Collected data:
____

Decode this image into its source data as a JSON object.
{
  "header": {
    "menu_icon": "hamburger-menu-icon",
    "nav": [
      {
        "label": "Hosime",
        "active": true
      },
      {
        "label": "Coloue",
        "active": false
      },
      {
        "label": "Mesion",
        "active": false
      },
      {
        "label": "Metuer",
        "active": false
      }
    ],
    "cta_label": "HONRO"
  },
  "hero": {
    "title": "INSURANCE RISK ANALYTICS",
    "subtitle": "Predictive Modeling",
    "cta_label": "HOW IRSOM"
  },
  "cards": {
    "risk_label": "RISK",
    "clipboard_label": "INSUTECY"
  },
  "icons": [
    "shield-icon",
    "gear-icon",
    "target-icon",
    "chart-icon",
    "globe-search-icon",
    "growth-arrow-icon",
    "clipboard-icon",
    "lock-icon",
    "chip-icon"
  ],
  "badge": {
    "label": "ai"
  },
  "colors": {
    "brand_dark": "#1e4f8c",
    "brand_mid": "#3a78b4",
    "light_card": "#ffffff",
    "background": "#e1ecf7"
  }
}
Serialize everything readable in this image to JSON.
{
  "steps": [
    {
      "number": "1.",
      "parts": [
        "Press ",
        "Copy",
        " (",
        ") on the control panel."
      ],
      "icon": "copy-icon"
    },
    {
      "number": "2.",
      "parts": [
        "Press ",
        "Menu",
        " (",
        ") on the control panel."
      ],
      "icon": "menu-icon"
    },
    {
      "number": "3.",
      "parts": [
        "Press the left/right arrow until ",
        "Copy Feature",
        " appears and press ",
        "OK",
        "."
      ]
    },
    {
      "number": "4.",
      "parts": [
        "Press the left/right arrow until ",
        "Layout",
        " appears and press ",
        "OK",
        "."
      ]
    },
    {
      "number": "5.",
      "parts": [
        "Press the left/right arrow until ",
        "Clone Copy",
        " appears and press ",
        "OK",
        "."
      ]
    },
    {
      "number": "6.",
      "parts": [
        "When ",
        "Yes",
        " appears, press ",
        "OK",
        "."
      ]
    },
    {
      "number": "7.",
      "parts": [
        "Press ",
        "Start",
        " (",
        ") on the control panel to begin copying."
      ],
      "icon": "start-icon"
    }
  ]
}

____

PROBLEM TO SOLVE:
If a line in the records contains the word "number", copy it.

SOLUTION TO THE PROBLEM:
      "number": "1.",
      "number": "2.",
      "number": "3.",
      "number": "4.",
      "number": "5.",
      "number": "6.",
      "number": "7.",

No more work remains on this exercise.